Requirement — Go through the listing below and show each line that has the word "JSON".

──────── Material provided

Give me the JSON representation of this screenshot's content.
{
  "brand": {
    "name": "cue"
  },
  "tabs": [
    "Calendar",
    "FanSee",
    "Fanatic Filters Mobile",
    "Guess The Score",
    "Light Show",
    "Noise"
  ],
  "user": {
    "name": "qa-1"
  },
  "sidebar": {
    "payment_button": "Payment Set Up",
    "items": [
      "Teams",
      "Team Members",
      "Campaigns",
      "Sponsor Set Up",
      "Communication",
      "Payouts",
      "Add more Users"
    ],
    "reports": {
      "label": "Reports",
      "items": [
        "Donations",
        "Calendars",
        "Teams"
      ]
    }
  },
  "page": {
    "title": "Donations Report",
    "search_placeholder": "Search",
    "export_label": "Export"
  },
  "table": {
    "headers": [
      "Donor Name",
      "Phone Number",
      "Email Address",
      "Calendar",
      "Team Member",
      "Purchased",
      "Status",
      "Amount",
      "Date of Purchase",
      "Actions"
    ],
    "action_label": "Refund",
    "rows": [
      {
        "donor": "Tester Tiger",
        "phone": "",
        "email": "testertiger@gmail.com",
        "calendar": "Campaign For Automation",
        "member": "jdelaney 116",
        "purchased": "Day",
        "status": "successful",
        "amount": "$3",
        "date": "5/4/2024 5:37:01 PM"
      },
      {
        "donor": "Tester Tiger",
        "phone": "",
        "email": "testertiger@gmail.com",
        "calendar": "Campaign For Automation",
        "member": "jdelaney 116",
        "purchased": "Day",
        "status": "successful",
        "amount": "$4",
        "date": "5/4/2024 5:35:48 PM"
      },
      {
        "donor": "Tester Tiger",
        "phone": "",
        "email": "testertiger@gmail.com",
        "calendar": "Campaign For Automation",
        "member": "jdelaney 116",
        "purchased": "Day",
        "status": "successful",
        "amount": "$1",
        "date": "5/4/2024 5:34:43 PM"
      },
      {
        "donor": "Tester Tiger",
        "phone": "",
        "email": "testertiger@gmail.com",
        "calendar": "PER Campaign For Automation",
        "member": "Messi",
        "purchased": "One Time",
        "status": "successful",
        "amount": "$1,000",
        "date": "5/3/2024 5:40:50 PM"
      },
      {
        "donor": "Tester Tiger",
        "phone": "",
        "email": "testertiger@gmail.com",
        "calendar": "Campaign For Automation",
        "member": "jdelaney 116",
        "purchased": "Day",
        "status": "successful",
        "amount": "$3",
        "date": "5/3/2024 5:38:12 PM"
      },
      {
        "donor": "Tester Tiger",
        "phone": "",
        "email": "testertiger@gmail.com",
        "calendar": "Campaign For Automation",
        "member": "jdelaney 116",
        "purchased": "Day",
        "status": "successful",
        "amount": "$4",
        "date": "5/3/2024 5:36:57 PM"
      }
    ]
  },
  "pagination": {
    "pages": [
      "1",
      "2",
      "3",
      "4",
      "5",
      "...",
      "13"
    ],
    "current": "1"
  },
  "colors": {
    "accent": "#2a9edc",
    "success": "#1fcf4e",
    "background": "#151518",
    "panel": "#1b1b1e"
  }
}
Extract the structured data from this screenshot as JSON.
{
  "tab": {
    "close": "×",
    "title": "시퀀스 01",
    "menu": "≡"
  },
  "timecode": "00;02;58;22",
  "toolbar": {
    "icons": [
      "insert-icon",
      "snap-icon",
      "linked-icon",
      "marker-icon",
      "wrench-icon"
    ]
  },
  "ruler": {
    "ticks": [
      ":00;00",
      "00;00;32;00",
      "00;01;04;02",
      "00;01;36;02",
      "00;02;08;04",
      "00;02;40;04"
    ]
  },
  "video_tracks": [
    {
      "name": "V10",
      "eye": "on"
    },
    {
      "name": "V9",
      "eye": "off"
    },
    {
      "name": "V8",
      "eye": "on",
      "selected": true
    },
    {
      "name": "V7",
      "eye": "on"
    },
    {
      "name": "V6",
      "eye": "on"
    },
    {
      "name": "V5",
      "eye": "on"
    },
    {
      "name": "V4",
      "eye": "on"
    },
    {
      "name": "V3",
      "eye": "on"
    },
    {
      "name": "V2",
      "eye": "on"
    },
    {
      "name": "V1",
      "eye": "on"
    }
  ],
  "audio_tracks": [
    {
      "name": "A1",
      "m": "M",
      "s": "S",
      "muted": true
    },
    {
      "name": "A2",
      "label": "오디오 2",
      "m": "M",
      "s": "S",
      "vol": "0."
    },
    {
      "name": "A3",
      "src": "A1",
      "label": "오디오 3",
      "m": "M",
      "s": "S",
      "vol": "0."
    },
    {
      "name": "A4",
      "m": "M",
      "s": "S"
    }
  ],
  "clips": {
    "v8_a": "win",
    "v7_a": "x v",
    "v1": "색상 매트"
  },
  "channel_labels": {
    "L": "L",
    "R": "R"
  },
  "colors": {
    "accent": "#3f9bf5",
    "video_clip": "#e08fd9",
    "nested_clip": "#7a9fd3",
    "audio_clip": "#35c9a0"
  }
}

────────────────

Solution to this problem —
Give me the JSON representation of this screenshot's content.
Extract the structured data from this screenshot as JSON.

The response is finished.